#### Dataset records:
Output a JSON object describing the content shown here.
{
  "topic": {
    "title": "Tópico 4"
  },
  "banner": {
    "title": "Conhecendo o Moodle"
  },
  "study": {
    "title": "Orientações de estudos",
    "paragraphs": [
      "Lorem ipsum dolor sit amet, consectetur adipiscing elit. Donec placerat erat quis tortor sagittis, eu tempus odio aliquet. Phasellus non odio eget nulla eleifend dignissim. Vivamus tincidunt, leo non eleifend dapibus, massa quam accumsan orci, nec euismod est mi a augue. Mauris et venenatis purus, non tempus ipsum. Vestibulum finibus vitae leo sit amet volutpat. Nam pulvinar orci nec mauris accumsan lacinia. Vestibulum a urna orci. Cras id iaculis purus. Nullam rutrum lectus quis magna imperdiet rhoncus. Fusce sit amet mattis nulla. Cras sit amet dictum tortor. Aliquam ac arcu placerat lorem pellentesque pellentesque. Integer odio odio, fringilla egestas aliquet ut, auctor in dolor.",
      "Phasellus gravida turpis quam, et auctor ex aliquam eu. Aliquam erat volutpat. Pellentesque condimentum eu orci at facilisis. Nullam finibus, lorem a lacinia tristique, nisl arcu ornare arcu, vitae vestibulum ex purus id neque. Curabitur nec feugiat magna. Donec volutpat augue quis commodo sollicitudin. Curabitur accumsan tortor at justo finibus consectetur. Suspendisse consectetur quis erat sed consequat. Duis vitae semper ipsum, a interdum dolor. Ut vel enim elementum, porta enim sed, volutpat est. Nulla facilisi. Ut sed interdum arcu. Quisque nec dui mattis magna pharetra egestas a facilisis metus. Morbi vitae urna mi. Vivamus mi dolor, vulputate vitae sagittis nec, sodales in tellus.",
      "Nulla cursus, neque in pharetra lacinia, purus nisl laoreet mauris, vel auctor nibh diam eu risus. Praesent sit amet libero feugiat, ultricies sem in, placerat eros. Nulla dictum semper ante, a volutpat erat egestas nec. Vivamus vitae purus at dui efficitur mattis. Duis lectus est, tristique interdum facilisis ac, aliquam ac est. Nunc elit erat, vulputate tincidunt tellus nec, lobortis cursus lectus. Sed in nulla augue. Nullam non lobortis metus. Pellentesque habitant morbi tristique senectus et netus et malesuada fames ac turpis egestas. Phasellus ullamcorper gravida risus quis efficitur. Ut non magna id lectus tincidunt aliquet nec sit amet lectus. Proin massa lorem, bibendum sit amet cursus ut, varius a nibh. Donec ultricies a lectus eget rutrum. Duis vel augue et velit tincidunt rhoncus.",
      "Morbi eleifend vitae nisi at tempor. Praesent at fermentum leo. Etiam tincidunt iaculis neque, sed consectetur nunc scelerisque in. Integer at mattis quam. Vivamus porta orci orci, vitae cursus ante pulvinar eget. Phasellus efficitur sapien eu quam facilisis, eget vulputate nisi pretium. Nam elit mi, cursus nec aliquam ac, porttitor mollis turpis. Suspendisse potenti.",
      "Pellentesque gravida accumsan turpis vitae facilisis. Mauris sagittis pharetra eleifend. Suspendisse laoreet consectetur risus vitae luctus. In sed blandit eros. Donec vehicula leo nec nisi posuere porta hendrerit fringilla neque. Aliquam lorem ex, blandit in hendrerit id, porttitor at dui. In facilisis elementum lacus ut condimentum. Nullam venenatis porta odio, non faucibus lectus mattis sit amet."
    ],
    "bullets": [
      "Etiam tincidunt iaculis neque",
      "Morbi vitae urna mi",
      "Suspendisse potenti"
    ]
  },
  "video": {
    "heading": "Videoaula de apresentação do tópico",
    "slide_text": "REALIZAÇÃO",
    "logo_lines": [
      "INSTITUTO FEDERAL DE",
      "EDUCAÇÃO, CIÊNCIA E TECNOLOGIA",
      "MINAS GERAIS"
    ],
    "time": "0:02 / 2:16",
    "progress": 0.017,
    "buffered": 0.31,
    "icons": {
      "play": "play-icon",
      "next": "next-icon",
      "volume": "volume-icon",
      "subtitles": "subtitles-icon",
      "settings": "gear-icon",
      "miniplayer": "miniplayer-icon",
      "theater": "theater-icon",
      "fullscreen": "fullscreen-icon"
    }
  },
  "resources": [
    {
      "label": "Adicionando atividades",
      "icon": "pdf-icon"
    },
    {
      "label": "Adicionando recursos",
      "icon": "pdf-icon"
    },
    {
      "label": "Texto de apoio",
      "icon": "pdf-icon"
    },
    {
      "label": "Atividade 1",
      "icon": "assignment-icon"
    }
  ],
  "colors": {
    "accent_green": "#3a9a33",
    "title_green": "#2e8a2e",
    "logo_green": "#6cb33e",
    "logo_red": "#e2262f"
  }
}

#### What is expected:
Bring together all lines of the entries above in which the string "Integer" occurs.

#### Written answer:
      "Lorem ipsum dolor sit amet, consectetur adipiscing elit. Donec placerat erat quis tortor sagittis, eu tempus odio aliquet. Phasellus non odio eget nulla eleifend dignissim. Vivamus tincidunt, leo non eleifend dapibus, massa quam accumsan orci, nec euismod est mi a augue. Mauris et venenatis purus, non tempus ipsum. Vestibulum finibus vitae leo sit amet volutpat. Nam pulvinar orci nec mauris accumsan lacinia. Vestibulum a urna orci. Cras id iaculis purus. Nullam rutrum lectus quis magna imperdiet rhoncus. Fusce sit amet mattis nulla. Cras sit amet dictum tortor. Aliquam ac arcu placerat lorem pellentesque pellentesque. Integer odio odio, fringilla egestas aliquet ut, auctor in dolor.",
      "Morbi eleifend vitae nisi at tempor. Praesent at fermentum leo. Etiam tincidunt iaculis neque, sed consectetur nunc scelerisque in. Integer at mattis quam. Vivamus porta orci orci, vitae cursus ante pulvinar eget. Phasellus efficitur sapien eu quam facilisis, eget vulputate nisi pretium. Nam elit mi, cursus nec aliquam ac, porttitor mollis turpis. Suspendisse potenti.",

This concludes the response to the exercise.